**Task description:** Set down every entry exactly as it was written.

**Interface dataset entries:**

________________

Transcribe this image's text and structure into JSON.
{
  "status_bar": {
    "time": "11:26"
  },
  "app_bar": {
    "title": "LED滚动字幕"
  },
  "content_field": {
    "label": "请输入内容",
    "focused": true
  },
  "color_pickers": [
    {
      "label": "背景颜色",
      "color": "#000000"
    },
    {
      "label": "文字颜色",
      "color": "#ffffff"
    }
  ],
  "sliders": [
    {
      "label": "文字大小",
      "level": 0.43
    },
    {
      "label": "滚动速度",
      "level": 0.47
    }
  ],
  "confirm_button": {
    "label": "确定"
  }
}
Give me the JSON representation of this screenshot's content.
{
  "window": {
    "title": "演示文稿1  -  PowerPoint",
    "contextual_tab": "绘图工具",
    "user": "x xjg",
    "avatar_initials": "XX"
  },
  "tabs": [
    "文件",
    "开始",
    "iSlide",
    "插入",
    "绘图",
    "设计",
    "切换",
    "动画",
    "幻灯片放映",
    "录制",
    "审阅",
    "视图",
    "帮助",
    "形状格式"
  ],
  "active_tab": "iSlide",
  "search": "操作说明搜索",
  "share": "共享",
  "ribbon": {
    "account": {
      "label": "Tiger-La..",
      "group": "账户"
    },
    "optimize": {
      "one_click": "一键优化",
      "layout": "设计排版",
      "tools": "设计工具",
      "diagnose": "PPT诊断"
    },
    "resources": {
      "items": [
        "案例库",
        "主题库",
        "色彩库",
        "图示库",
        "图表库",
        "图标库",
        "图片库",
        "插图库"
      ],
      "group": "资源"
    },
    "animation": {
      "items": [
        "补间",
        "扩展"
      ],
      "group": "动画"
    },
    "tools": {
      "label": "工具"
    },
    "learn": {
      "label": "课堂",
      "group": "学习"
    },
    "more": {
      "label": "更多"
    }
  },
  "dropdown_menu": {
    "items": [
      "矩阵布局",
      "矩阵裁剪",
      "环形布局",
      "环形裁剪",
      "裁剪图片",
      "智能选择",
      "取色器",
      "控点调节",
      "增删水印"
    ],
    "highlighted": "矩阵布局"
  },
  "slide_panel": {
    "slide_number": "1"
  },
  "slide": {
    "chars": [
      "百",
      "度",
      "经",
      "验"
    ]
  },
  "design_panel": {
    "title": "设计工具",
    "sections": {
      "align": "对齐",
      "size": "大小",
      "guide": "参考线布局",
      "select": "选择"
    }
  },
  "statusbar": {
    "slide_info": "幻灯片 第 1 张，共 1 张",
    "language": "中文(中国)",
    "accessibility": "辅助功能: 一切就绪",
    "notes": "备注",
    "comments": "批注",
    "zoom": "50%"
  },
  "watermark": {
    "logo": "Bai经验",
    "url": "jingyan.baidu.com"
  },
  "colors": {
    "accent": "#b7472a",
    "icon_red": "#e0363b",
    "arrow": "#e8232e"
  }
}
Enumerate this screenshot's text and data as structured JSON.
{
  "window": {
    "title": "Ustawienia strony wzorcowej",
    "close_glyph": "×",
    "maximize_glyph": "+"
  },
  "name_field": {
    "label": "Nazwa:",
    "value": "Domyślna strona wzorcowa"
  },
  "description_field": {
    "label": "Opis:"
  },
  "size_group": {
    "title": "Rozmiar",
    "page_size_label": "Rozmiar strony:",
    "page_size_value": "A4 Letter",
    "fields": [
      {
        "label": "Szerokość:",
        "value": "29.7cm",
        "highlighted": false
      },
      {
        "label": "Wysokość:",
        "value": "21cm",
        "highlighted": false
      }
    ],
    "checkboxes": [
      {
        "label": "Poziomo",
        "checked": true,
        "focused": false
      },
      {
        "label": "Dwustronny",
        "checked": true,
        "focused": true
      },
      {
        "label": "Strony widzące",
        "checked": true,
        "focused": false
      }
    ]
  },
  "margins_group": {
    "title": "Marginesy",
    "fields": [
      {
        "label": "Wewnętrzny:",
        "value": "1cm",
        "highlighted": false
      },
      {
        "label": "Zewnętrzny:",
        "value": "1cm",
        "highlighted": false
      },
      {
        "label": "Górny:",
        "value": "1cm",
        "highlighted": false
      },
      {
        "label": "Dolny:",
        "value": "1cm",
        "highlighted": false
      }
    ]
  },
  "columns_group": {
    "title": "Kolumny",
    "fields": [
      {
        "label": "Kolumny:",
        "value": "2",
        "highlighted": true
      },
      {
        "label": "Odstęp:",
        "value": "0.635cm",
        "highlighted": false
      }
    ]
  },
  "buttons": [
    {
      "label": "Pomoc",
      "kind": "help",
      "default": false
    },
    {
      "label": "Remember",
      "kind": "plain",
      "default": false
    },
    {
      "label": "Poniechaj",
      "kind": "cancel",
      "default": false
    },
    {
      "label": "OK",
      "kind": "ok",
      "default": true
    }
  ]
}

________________

**Your response:**
Transcribe this image's text and structure into JSON.
{
  "status_bar": {
    "time": "11:26"
  },
  "app_bar": {
    "title": "LED滚动字幕"
  },
  "content_field": {
    "label": "请输入内容",
    "focused": true
  },
  "color_pickers": [
    {
      "label": "背景颜色",
      "color": "#000000"
    },
    {
      "label": "文字颜色",
      "color": "#ffffff"
    }
  ],
  "sliders": [
    {
      "label": "文字大小",
      "level": 0.43
    },
    {
      "label": "滚动速度",
      "level": 0.47
    }
  ],
  "confirm_button": {
    "label": "确定"
  }
}
Give me the JSON representation of this screenshot's content.
{
  "window": {
    "title": "演示文稿1  -  PowerPoint",
    "contextual_tab": "绘图工具",
    "user": "x xjg",
    "avatar_initials": "XX"
  },
  "tabs": [
    "文件",
    "开始",
    "iSlide",
    "插入",
    "绘图",
    "设计",
    "切换",
    "动画",
    "幻灯片放映",
    "录制",
    "审阅",
    "视图",
    "帮助",
    "形状格式"
  ],
  "active_tab": "iSlide",
  "search": "操作说明搜索",
  "share": "共享",
  "ribbon": {
    "account": {
      "label": "Tiger-La..",
      "group": "账户"
    },
    "optimize": {
      "one_click": "一键优化",
      "layout": "设计排版",
      "tools": "设计工具",
      "diagnose": "PPT诊断"
    },
    "resources": {
      "items": [
        "案例库",
        "主题库",
        "色彩库",
        "图示库",
        "图表库",
        "图标库",
        "图片库",
        "插图库"
      ],
      "group": "资源"
    },
    "animation": {
      "items": [
        "补间",
        "扩展"
      ],
      "group": "动画"
    },
    "tools": {
      "label": "工具"
    },
    "learn": {
      "label": "课堂",
      "group": "学习"
    },
    "more": {
      "label": "更多"
    }
  },
  "dropdown_menu": {
    "items": [
      "矩阵布局",
      "矩阵裁剪",
      "环形布局",
      "环形裁剪",
      "裁剪图片",
      "智能选择",
      "取色器",
      "控点调节",
      "增删水印"
    ],
    "highlighted": "矩阵布局"
  },
  "slide_panel": {
    "slide_number": "1"
  },
  "slide": {
    "chars": [
      "百",
      "度",
      "经",
      "验"
    ]
  },
  "design_panel": {
    "title": "设计工具",
    "sections": {
      "align": "对齐",
      "size": "大小",
      "guide": "参考线布局",
      "select": "选择"
    }
  },
  "statusbar": {
    "slide_info": "幻灯片 第 1 张，共 1 张",
    "language": "中文(中国)",
    "accessibility": "辅助功能: 一切就绪",
    "notes": "备注",
    "comments": "批注",
    "zoom": "50%"
  },
  "watermark": {
    "logo": "Bai经验",
    "url": "jingyan.baidu.com"
  },
  "colors": {
    "accent": "#b7472a",
    "icon_red": "#e0363b",
    "arrow": "#e8232e"
  }
}
Enumerate this screenshot's text and data as structured JSON.
{
  "window": {
    "title": "Ustawienia strony wzorcowej",
    "close_glyph": "×",
    "maximize_glyph": "+"
  },
  "name_field": {
    "label": "Nazwa:",
    "value": "Domyślna strona wzorcowa"
  },
  "description_field": {
    "label": "Opis:"
  },
  "size_group": {
    "title": "Rozmiar",
    "page_size_label": "Rozmiar strony:",
    "page_size_value": "A4 Letter",
    "fields": [
      {
        "label": "Szerokość:",
        "value": "29.7cm",
        "highlighted": false
      },
      {
        "label": "Wysokość:",
        "value": "21cm",
        "highlighted": false
      }
    ],
    "checkboxes": [
      {
        "label": "Poziomo",
        "checked": true,
        "focused": false
      },
      {
        "label": "Dwustronny",
        "checked": true,
        "focused": true
      },
      {
        "label": "Strony widzące",
        "checked": true,
        "focused": false
      }
    ]
  },
  "margins_group": {
    "title": "Marginesy",
    "fields": [
      {
        "label": "Wewnętrzny:",
        "value": "1cm",
        "highlighted": false
      },
      {
        "label": "Zewnętrzny:",
        "value": "1cm",
        "highlighted": false
      },
      {
        "label": "Górny:",
        "value": "1cm",
        "highlighted": false
      },
      {
        "label": "Dolny:",
        "value": "1cm",
        "highlighted": false
      }
    ]
  },
  "columns_group": {
    "title": "Kolumny",
    "fields": [
      {
        "label": "Kolumny:",
        "value": "2",
        "highlighted": true
      },
      {
        "label": "Odstęp:",
        "value": "0.635cm",
        "highlighted": false
      }
    ]
  },
  "buttons": [
    {
      "label": "Pomoc",
      "kind": "help",
      "default": false
    },
    {
      "label": "Remember",
      "kind": "plain",
      "default": false
    },
    {
      "label": "Poniechaj",
      "kind": "cancel",
      "default": false
    },
    {
      "label": "OK",
      "kind": "ok",
      "default": true
    }
  ]
}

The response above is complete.